Credit cards offer us full access to our bank accounts at our fingertips wherever we are whilst maintaining the security of withdrawing if from the safety of a bank itself.
With all these advantages over traditional cash, what are the potential risks associated with this efficient new method of payment?
Credit card data theft is a very real and extremely common problem for cardholders so it falls to the credit card companies to enforce strict rules on the use and storage of this data.
The large credit card companies: American Express, Discover Financial Services, JCB International, MasterCard and Visa Inc all came together in 2006 to create a set of rules for credit card compliance. The motivation for the creation of this regulation was to standardise the requirements for the safe use and storage of card data. The Payment Card Industry Data Security Standards (PCI DSS) came about as a result of this collaboration. This set of regulations sets out rules for organisations to adhere to in order to maintain a consistent level of data security for credit card information.
All organisations that store and process credit card information have a duty of care to the individuals whose data they store. The PCI DSS sets out formal requirements for these organisations to make sure that they are not taking any risks with their customer’s data.
The incentive to maintain compliance is the avoidance of heavy fines and penalties imposed upon organisations that are found to be non-compliant. This financial penalty coupled with the associated damage to a business’s reputation could prove to be extremely detrimental to an organisations success.

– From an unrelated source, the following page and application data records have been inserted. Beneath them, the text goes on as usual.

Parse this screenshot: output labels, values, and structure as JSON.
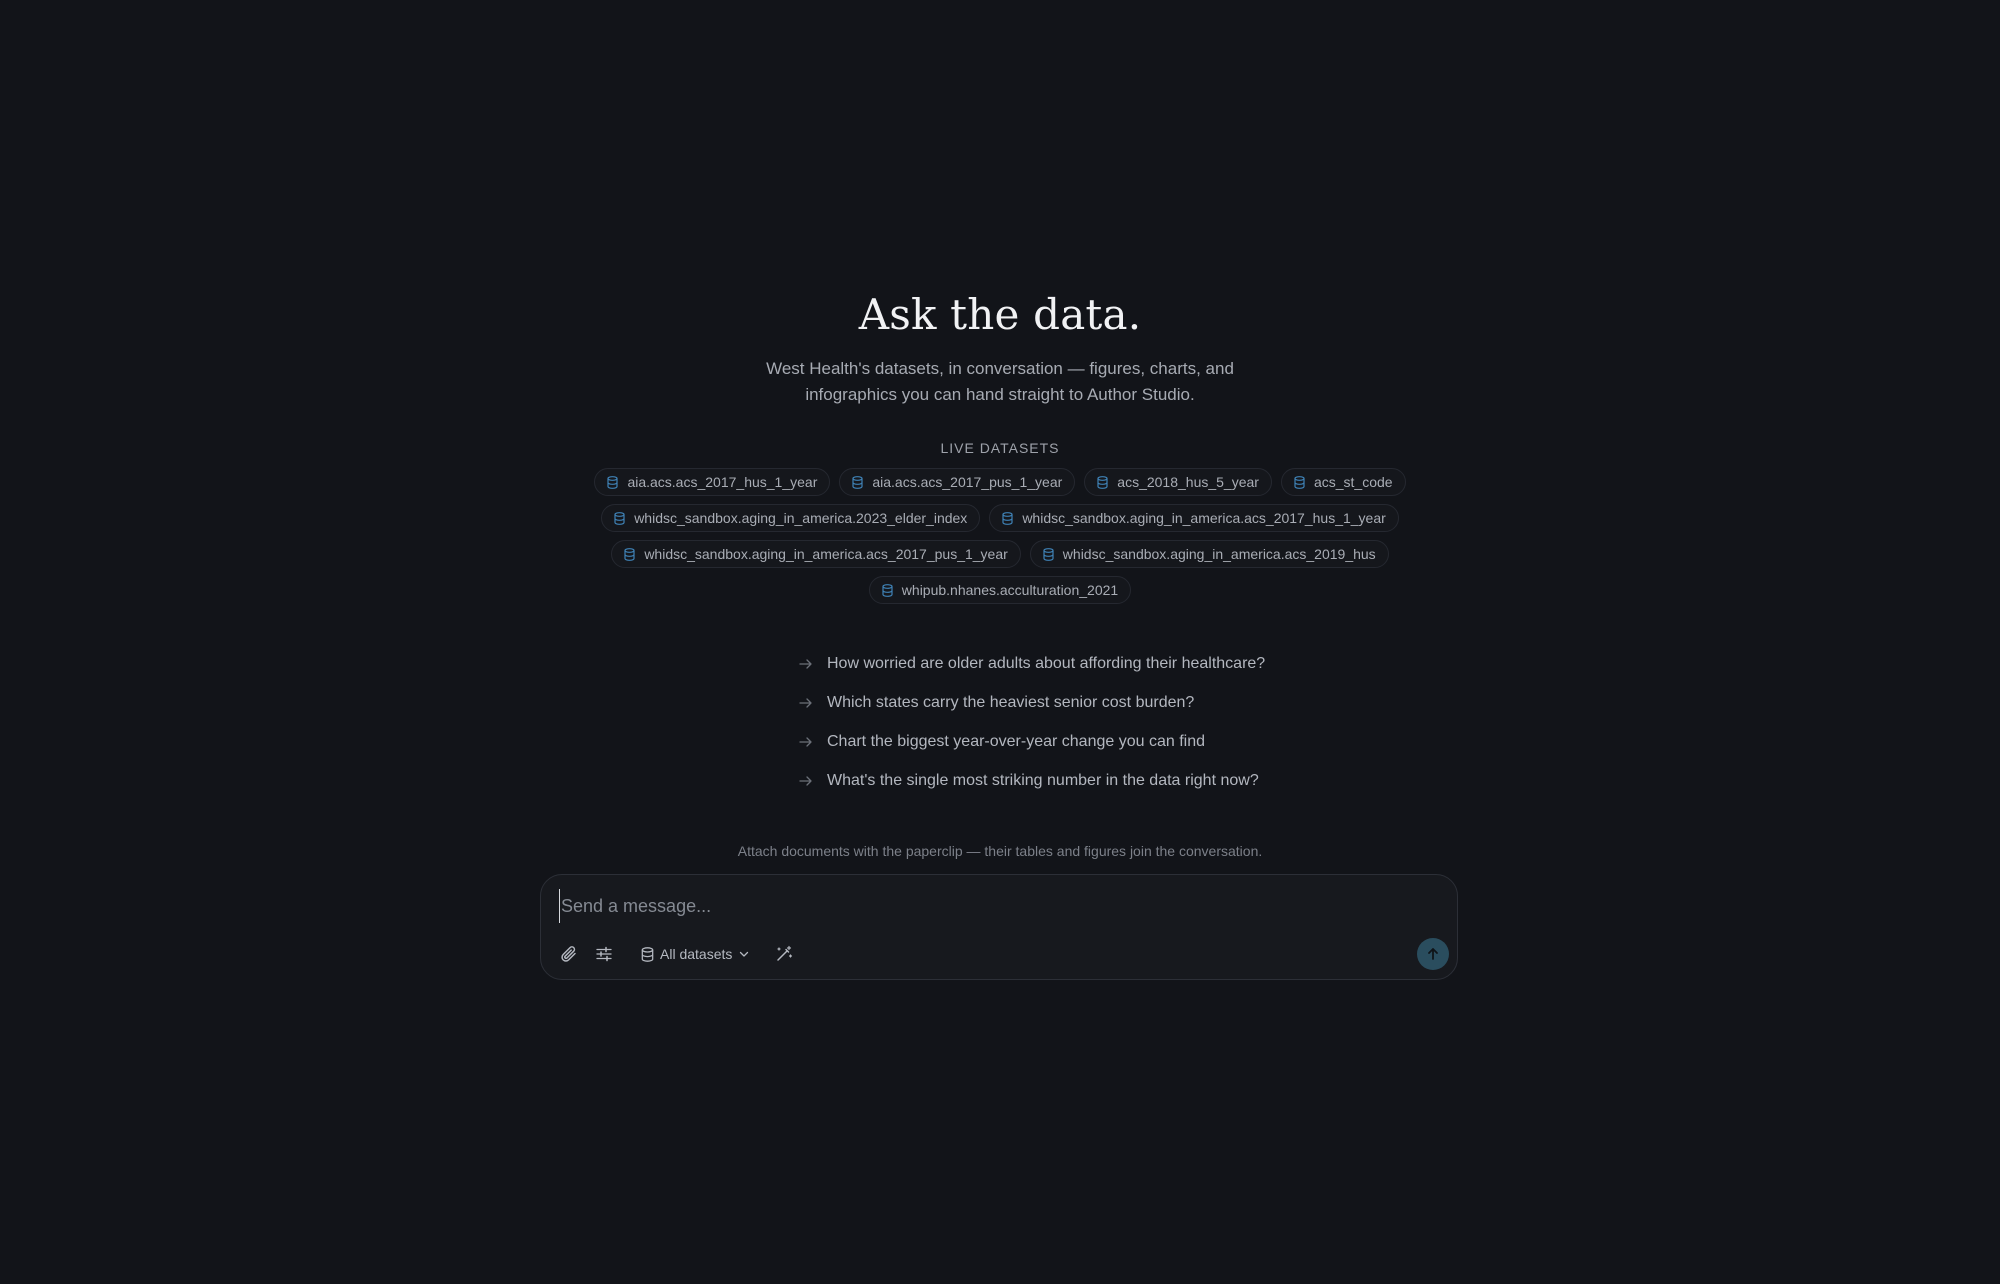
{
  "hero": {
    "title": "Ask the data.",
    "subtitle": "West Health's datasets, in conversation — figures, charts, and infographics you can hand straight to Author Studio."
  },
  "datasets": {
    "label": "LIVE DATASETS",
    "items": [
      "aia.acs.acs_2017_hus_1_year",
      "aia.acs.acs_2017_pus_1_year",
      "acs_2018_hus_5_year",
      "acs_st_code",
      "whidsc_sandbox.aging_in_america.2023_elder_index",
      "whidsc_sandbox.aging_in_america.acs_2017_hus_1_year",
      "whidsc_sandbox.aging_in_america.acs_2017_pus_1_year",
      "whidsc_sandbox.aging_in_america.acs_2019_hus",
      "whipub.nhanes.acculturation_2021"
    ]
  },
  "suggestions": [
    "How worried are older adults about affording their healthcare?",
    "Which states carry the heaviest senior cost burden?",
    "Chart the biggest year-over-year change you can find",
    "What's the single most striking number in the data right now?"
  ],
  "attach_note": "Attach documents with the paperclip — their tables and figures join the conversation.",
  "composer": {
    "placeholder": "Send a message...",
    "value": "",
    "dataset_select": "All datasets"
  },
  "icons": {
    "dataset": "database-icon",
    "suggestion": "arrow-right-icon",
    "attach": "paperclip-icon",
    "settings": "sliders-icon",
    "select": "database-icon",
    "dropdown": "chevron-down-icon",
    "enhance": "magic-wand-icon",
    "send": "arrow-up-icon"
  },
  "colors": {
    "background": "#121419",
    "accent_icon": "#3f82b6",
    "send_button": "#2a4d5e"
  }
}
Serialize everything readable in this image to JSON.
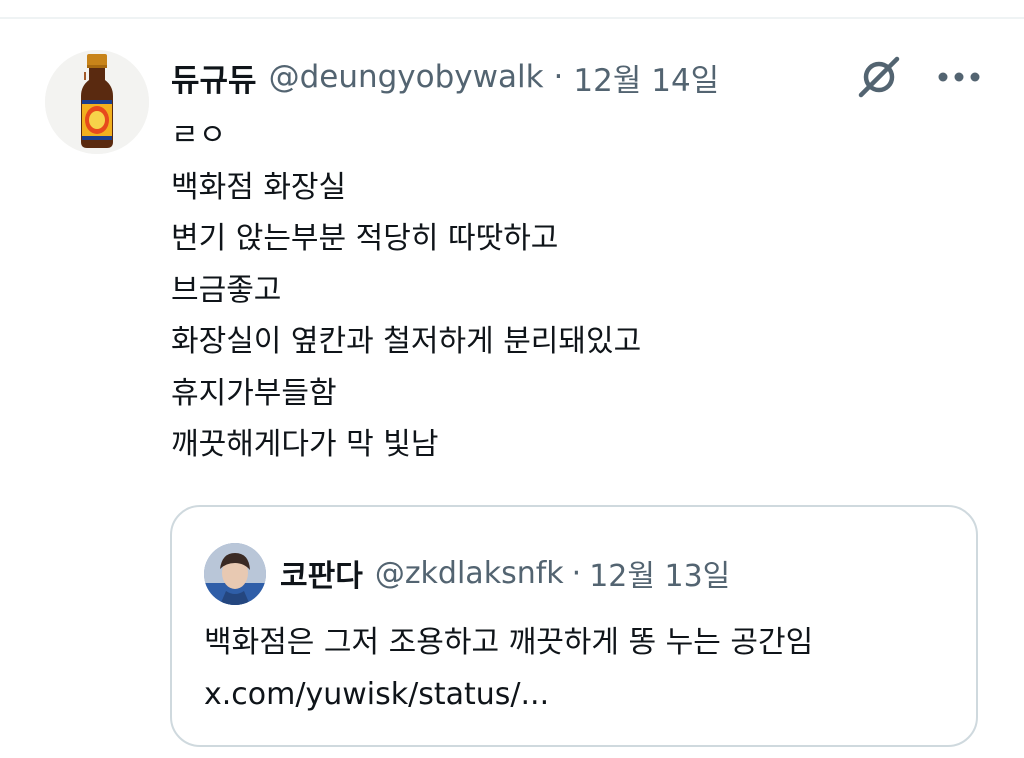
{
  "tweet": {
    "author": {
      "display_name": "듀규듀",
      "handle": "@deungyobywalk",
      "avatar_icon": "vitamin-drink-bottle-avatar"
    },
    "separator": "·",
    "date": "12월 14일",
    "body": "ㄹㅇ\n백화점 화장실\n변기 앉는부분 적당히 따땃하고\n브금좋고\n화장실이 옆칸과 철저하게 분리돼있고\n휴지가부들함\n깨끗해게다가 막 빛남",
    "icons": {
      "grok": "grok-icon",
      "more": "more-options-icon"
    }
  },
  "quoted_tweet": {
    "author": {
      "display_name": "코판다",
      "handle": "@zkdlaksnfk",
      "avatar_icon": "profile-photo-avatar"
    },
    "separator": "·",
    "date": "12월 13일",
    "text": "백화점은 그저 조용하고 깨끗하게 똥 누는 공간임",
    "link": "x.com/yuwisk/status/..."
  },
  "colors": {
    "text_primary": "#0f1419",
    "text_secondary": "#536471",
    "border": "#cfd9de",
    "divider": "#eff3f4"
  }
}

For these reasons, it is in the best interests of financial organisations to constantly strive to achieve and maintain PCI compliance in a world where data is constantly at risk.
The PCI DSS council must ensure that organisations are being held accountable for if they are not taking the utmost care with the cardholder data that they store. The motivation for these organisations is the threat of being fined, in some cases very heavily. If such an organisation is investigated and found not to be PCI compliant, they could face penalties ranging from as low as five thousand USD up to as much as one hundred thousand USD in severe cases. The fines are calculated based on the level of non-compliance and the guilty organisations can be fined continuously for months until they achieve PCI compliance.
Organisations that wish to maintain this high standard must constantly innovate with the methods and technologies they use to store and process cardholder information. Assuming that your organisation is compliant because it has passed a single inspection is a slippery slope to falling back into the non-compliance bracket. Data breach technology is improving at a rapid rate and hackers and constantly innovating to find new ways to steal data. Cardholder data is very valuable as it is a direct link to an individual’s finances. Organisations need to constantly future-proof their networks against these threats and test for weaknesses wherever they may arise.
The attitude towards PCI compliance must be that of a constant desire to improve and test your network to make sure that it is secure. There is no easy fix for achieving compliance, it must become a part of everyday business practise and be a company-wide initiative.